#### WHAT TO PRODUCE
Find the word "ThisWorkbook" in the material below and gather every line that contains it.

#### EXERCISE DATA

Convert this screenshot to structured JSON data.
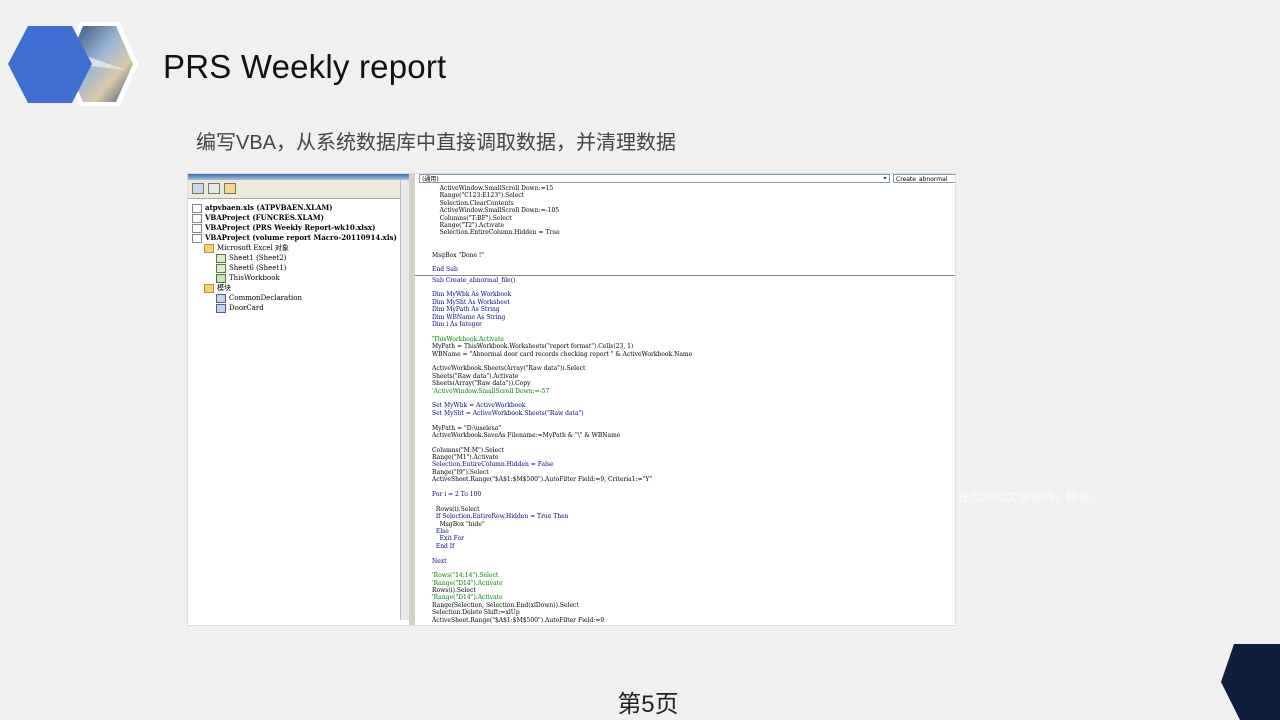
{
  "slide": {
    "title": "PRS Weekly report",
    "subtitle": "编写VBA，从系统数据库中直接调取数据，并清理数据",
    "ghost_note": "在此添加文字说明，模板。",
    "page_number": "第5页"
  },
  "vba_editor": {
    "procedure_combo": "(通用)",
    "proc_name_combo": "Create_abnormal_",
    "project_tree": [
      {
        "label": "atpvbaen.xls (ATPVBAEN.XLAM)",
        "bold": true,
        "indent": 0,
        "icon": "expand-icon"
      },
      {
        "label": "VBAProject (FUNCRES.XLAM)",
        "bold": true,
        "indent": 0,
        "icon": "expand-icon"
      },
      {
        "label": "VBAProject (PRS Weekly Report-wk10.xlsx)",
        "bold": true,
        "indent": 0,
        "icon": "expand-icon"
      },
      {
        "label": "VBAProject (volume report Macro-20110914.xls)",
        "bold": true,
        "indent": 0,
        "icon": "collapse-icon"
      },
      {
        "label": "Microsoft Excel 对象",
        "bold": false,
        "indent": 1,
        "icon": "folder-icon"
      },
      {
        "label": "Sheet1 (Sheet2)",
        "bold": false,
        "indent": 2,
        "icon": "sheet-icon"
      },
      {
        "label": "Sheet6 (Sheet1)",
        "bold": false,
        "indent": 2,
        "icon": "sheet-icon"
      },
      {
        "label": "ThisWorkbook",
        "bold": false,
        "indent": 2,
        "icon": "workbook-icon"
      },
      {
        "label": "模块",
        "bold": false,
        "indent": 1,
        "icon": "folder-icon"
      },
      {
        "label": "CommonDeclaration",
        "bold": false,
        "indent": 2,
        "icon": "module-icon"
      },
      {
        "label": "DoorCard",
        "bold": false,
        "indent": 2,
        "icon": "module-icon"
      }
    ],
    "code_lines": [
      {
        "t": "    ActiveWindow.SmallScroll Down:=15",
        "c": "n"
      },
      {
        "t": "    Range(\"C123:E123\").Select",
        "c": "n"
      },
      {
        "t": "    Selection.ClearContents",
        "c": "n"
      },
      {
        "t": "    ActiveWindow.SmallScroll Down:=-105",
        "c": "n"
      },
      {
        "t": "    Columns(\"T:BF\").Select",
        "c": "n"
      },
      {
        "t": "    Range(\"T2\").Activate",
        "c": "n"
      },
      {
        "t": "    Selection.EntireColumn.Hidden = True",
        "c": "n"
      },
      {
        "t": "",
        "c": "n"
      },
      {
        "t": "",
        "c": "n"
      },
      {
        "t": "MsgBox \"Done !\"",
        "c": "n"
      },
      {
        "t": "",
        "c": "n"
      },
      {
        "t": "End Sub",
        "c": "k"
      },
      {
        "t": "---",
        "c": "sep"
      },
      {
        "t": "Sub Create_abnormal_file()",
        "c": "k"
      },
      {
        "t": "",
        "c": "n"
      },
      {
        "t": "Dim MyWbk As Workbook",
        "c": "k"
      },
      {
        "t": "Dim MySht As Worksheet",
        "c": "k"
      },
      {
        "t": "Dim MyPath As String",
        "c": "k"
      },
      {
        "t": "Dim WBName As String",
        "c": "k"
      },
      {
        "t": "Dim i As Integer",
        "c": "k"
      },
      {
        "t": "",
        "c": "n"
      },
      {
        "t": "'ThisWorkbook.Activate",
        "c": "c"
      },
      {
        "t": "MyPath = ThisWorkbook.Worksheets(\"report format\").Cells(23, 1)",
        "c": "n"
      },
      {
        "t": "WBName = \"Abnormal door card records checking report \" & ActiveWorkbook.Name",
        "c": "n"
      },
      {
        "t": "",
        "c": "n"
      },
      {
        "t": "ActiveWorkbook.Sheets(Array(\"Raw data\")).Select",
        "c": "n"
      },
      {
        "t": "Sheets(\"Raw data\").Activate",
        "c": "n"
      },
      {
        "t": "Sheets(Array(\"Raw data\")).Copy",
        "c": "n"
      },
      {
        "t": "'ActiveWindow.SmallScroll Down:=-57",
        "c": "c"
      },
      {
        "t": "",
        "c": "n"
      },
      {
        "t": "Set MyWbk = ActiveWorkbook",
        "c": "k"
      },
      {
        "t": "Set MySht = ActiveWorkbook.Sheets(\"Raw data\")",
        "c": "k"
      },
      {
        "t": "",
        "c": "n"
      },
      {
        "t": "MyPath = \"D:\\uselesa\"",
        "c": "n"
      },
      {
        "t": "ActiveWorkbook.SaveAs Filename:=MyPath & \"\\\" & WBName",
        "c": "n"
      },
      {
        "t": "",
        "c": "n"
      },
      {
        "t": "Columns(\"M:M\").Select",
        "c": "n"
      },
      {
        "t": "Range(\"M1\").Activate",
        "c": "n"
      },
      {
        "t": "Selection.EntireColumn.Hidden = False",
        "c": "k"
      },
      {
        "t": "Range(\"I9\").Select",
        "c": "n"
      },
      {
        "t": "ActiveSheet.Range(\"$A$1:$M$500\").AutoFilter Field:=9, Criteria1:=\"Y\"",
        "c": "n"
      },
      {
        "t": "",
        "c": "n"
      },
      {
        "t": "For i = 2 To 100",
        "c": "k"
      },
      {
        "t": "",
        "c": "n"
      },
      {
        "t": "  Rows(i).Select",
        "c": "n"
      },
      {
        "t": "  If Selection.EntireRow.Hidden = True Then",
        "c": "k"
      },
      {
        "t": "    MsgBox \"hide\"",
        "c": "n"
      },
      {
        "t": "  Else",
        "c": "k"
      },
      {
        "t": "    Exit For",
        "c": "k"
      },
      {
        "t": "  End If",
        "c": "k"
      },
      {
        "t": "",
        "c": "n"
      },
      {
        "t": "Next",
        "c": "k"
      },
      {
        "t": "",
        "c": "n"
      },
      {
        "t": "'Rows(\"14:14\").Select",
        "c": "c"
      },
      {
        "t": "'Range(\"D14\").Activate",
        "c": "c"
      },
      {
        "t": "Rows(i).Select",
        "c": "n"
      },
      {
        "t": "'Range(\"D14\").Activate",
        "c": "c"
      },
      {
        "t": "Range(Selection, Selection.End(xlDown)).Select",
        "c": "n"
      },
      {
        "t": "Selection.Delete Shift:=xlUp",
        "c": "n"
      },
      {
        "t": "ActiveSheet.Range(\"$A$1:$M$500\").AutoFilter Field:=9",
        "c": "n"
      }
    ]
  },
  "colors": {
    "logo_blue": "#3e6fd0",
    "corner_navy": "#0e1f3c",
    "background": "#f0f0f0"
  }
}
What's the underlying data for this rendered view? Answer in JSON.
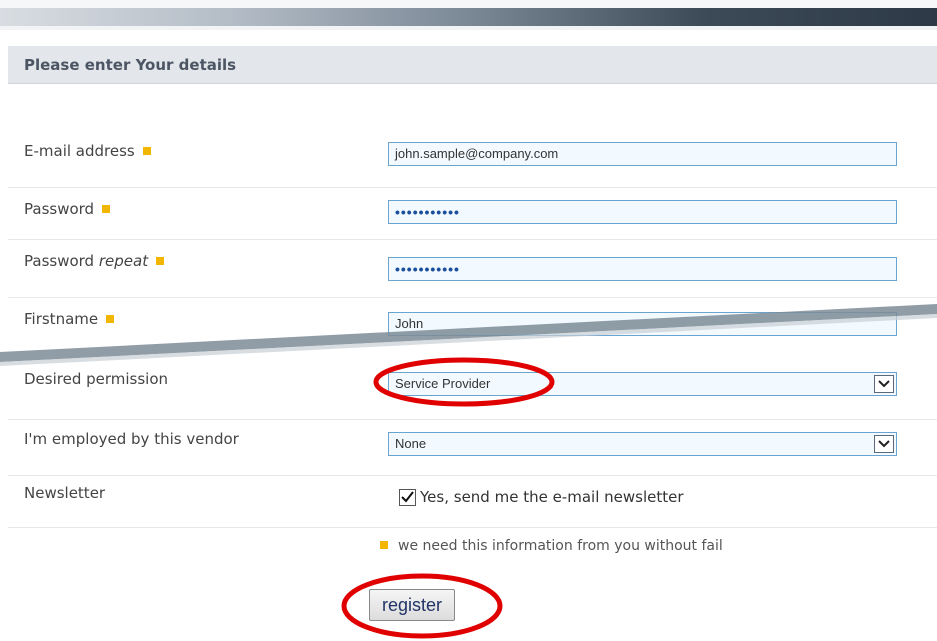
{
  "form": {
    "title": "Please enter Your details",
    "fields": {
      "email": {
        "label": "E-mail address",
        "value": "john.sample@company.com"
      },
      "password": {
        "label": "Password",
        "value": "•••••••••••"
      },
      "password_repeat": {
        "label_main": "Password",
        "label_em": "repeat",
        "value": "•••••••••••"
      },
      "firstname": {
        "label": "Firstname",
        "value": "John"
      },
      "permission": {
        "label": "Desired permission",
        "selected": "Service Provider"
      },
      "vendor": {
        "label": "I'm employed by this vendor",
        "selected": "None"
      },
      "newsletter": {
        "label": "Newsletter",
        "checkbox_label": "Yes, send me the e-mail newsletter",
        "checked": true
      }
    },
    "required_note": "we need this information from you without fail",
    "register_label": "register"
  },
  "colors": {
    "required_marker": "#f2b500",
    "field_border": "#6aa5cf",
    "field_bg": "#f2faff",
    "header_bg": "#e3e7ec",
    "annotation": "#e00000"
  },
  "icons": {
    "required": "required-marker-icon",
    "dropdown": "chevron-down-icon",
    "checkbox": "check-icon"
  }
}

#### EXERCISE OUTPUT
        "label": "ThisWorkbook",
        "t": "'ThisWorkbook.Activate",
        "t": "MyPath = ThisWorkbook.Worksheets(\"report format\").Cells(23, 1)",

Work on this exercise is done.